Here’s an article in the New York Times that describes why scientists are baffled as to why we’ve made essentially no progress in preventing or treating Alzheimer’s disease, despite all the recent advances in understanding this all-too-common condition. Could it be because our fundamental explanation for Alzheimer’s is wrong to begin with? Researchers are convinced that buildup and accumulation of plaques in the brain is what causes this condition and that by preventing its’ buildup, we can better control this disease. So far, nothing has worked. No surprises.
This general paradigm of Western medicine is that if you can lower your numbers (cholesterol or blood pressure), or prevent buildup of plaques in your blood vessels or brain, then you can supposedly “cure” the disease. But this is the fundamental problem with Western medicine. Every medicine that we use for chronic medical conditions only covers up the end result, rather than treating what’s actually causing the problem: our stress-filled modern lives, poor diet, lack of exercise, and poor breathing at night. Yes, lowering your cholesterol may lower your risk of heart disease by 10%, but at what cost? Side effects such as liver toxicity are routine in various cholesterol medications. In the same way, side effects from the various Alzheimer’s drugs are also very common.

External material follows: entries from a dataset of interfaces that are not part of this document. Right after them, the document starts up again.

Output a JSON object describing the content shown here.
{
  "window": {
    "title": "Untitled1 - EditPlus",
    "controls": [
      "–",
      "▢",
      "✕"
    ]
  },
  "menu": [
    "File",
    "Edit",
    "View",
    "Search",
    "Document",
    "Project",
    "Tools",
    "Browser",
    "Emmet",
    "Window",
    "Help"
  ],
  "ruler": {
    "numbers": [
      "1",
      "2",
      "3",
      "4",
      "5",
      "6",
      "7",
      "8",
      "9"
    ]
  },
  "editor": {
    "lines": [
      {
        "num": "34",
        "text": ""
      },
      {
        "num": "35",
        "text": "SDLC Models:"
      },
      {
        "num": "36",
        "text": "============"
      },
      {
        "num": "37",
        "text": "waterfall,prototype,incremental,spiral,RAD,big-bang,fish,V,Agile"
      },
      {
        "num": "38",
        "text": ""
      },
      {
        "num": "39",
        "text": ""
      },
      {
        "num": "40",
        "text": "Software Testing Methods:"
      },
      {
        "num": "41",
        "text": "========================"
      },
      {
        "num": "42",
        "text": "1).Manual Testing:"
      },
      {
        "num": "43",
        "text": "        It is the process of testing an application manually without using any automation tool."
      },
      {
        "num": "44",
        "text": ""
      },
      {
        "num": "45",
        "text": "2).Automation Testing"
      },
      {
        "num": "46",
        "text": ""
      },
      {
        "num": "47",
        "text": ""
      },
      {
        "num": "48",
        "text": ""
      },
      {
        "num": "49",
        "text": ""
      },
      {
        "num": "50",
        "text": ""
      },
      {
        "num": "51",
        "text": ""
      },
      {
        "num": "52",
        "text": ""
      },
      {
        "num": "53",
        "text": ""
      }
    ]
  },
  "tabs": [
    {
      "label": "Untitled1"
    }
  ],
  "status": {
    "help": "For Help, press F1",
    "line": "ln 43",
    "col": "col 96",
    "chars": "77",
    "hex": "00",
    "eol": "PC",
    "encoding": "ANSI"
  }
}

Knowing what we know about the effects of untreated obstructive sleep apnea on the brain, and with the HUGE number of untreated sleep apnea patients, it’s time that sleep apnea researchers and Alzheimer’s researchers begin talking to each other.
Should scientists continue to go figure out ways to block amyloid plaque production, or should they be looking for an alternative explanation, such as obstructive sleep apnea? I’d like to hear your opinion. Please enter your comments in the box blow.